Trade Secrets is a two-day event which started 18 years ago in Bunny Williams backyard. This event is the foremost fundraiser for Women’s Support Services which offers crisis intervention, counseling and education, as well as legal, medical, and housing assistance to fulfill its mission of creating a community free of domestic violence. Women’s Support Services is a nonprofit organization that provides free and confidential aid to victims of domestic violence and abuse. WSS provides a 24 hour hotline, (860) 364.1900 short-term emergency shelter, counseling, legal advocacy, education and emergency support for those in need.
The proceeds from Trade Secrets 2018 will help WSS fund programs that teach children about healthy relationships and conflict resolution and will help fund operation of their 24-hour hotline.
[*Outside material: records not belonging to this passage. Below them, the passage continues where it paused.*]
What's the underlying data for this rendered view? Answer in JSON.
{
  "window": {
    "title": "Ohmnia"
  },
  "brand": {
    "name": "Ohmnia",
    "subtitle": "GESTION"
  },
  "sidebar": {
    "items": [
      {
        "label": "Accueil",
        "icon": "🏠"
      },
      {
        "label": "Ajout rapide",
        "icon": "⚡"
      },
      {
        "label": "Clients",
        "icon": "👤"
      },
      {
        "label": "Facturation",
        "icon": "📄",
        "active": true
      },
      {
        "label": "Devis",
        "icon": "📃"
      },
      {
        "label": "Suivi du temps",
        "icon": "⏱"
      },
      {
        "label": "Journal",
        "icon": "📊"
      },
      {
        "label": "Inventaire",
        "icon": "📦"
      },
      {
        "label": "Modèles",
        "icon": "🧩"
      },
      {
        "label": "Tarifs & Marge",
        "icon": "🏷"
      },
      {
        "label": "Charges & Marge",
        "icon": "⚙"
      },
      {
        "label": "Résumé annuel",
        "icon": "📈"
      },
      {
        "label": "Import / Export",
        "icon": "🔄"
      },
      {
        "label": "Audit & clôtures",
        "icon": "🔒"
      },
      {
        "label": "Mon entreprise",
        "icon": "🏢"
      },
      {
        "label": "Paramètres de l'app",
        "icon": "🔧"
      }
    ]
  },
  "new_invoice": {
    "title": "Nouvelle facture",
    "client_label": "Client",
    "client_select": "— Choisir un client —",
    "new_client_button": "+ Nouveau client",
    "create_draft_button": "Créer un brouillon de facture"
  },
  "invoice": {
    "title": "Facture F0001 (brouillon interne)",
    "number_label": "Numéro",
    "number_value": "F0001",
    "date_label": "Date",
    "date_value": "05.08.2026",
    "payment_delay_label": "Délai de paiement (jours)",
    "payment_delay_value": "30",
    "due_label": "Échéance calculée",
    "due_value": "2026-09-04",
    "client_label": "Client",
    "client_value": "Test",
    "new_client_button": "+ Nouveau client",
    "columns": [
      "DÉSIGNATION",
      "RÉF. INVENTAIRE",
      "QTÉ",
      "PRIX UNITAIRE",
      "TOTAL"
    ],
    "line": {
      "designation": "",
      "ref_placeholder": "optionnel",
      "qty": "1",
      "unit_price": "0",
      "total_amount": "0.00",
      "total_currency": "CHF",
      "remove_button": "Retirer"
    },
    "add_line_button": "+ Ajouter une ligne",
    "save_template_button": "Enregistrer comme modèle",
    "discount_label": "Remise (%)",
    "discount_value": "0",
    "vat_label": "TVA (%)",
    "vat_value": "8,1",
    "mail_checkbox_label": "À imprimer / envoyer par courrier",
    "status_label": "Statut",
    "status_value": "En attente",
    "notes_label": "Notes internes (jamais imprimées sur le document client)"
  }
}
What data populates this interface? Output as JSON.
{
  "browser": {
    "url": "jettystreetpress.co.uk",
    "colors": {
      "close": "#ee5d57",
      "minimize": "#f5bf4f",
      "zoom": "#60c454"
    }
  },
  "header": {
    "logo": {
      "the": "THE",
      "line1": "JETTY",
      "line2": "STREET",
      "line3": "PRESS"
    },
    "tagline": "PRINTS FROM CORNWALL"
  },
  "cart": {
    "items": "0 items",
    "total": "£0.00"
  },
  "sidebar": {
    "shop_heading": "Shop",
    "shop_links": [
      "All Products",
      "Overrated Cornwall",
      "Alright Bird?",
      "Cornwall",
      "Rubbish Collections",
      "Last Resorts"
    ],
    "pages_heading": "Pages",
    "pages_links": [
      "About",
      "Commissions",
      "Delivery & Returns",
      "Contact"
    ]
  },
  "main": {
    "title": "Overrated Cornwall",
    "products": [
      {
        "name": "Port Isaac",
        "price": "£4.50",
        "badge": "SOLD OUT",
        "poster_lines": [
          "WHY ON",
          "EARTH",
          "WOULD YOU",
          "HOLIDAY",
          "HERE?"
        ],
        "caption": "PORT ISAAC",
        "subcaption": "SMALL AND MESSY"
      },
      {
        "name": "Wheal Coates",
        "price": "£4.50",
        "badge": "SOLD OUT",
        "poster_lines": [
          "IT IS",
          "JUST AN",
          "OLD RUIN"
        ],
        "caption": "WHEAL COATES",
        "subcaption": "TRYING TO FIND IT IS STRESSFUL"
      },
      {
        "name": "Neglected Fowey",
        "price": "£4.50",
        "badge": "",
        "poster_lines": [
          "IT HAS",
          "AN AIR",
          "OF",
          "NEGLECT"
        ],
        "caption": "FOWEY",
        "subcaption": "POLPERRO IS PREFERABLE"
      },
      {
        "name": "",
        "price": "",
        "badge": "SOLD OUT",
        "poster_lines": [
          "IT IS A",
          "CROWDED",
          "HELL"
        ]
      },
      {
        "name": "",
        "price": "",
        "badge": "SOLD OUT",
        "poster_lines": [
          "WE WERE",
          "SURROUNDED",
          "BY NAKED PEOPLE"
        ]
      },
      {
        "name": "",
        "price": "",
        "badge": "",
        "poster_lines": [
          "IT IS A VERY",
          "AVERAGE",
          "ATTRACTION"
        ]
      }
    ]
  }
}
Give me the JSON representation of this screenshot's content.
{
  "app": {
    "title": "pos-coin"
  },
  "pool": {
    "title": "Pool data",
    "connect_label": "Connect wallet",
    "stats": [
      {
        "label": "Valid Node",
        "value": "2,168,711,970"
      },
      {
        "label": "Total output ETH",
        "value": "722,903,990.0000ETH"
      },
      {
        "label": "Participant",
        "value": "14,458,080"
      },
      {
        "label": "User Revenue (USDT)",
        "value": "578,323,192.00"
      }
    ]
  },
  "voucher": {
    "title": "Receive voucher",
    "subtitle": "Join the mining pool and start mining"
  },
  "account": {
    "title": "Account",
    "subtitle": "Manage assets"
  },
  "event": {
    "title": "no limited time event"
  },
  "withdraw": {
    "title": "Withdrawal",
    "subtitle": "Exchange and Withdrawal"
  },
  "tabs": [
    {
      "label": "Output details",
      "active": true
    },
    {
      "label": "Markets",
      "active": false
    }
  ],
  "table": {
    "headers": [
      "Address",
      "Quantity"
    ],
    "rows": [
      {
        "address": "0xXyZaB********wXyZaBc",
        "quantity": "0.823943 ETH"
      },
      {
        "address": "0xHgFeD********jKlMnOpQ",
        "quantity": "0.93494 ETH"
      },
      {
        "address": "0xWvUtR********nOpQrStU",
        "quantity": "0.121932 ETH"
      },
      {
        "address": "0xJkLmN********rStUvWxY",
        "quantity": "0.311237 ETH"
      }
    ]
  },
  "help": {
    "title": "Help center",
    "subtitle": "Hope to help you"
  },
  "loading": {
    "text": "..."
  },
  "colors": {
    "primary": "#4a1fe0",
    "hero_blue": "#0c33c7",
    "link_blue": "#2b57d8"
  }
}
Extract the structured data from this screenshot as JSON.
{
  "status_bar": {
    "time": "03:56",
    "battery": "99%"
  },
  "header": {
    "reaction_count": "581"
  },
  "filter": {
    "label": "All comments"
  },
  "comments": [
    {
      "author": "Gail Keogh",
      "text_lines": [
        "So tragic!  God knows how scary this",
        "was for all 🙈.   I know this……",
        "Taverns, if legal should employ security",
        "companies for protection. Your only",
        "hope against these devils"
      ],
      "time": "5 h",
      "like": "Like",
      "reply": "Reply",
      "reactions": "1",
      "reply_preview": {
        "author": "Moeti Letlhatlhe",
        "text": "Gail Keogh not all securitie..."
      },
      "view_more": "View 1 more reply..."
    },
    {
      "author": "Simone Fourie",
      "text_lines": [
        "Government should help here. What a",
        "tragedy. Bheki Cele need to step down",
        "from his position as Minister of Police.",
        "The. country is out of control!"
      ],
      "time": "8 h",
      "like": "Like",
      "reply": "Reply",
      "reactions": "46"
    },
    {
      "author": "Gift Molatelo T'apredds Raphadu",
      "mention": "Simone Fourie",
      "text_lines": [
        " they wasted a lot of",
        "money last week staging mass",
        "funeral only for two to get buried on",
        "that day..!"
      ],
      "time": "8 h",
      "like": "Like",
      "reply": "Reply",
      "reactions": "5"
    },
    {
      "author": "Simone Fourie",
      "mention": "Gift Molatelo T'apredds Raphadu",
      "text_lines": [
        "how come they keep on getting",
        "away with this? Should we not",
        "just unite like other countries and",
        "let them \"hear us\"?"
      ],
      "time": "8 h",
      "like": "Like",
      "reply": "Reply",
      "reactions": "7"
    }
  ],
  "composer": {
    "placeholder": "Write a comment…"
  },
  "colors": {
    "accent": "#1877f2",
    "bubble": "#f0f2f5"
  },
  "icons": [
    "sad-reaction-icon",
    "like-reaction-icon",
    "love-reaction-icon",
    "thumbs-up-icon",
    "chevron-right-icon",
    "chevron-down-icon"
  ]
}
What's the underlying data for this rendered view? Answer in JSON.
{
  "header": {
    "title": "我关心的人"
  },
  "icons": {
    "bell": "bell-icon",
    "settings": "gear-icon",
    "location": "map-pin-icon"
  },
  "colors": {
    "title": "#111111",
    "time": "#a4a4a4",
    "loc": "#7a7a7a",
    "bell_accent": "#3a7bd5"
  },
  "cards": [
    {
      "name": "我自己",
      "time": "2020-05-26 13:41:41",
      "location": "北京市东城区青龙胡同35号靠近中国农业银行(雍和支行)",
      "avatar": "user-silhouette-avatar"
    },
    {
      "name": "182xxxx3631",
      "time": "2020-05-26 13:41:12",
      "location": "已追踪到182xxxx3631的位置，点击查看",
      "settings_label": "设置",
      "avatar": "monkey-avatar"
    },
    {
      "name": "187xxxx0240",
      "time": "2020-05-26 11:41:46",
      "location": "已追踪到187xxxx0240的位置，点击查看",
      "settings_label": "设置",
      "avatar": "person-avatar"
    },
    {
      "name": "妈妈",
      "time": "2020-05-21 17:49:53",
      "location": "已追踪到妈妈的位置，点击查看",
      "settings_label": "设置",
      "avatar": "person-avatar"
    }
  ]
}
If you missed it this year mark your calendar for next year like Martha Stewart.
“Sadly 1 in 4 women experience domestic violence in their lives” (National Violence Against Women Survey, 2000)
The mission of WSS is to create a community free of domestic violence and abuse through intervention, prevention and education.
Trade Secrets is the premiere Rare Plant & Garden Antique Sale of the season on Saturday with Private Garden tours on Sunday! Today I will take you on a tour of the Rare Plant & Garden Antique Sale.
The plant and antique sale is held yearly at Lion Rock Farm in Sharon, CT. This is a stunning property overlooking Amenia, NY located in one of the most scenic areas in northwest CT. There were antiques of every variety, rare plants that you can only find here as well as perennials, vegetables and annuals for sale. There are trees and shrubs, containers and planters, statuary and towers, peonies, roses, and lavender. You name it and I am sure you can find it here.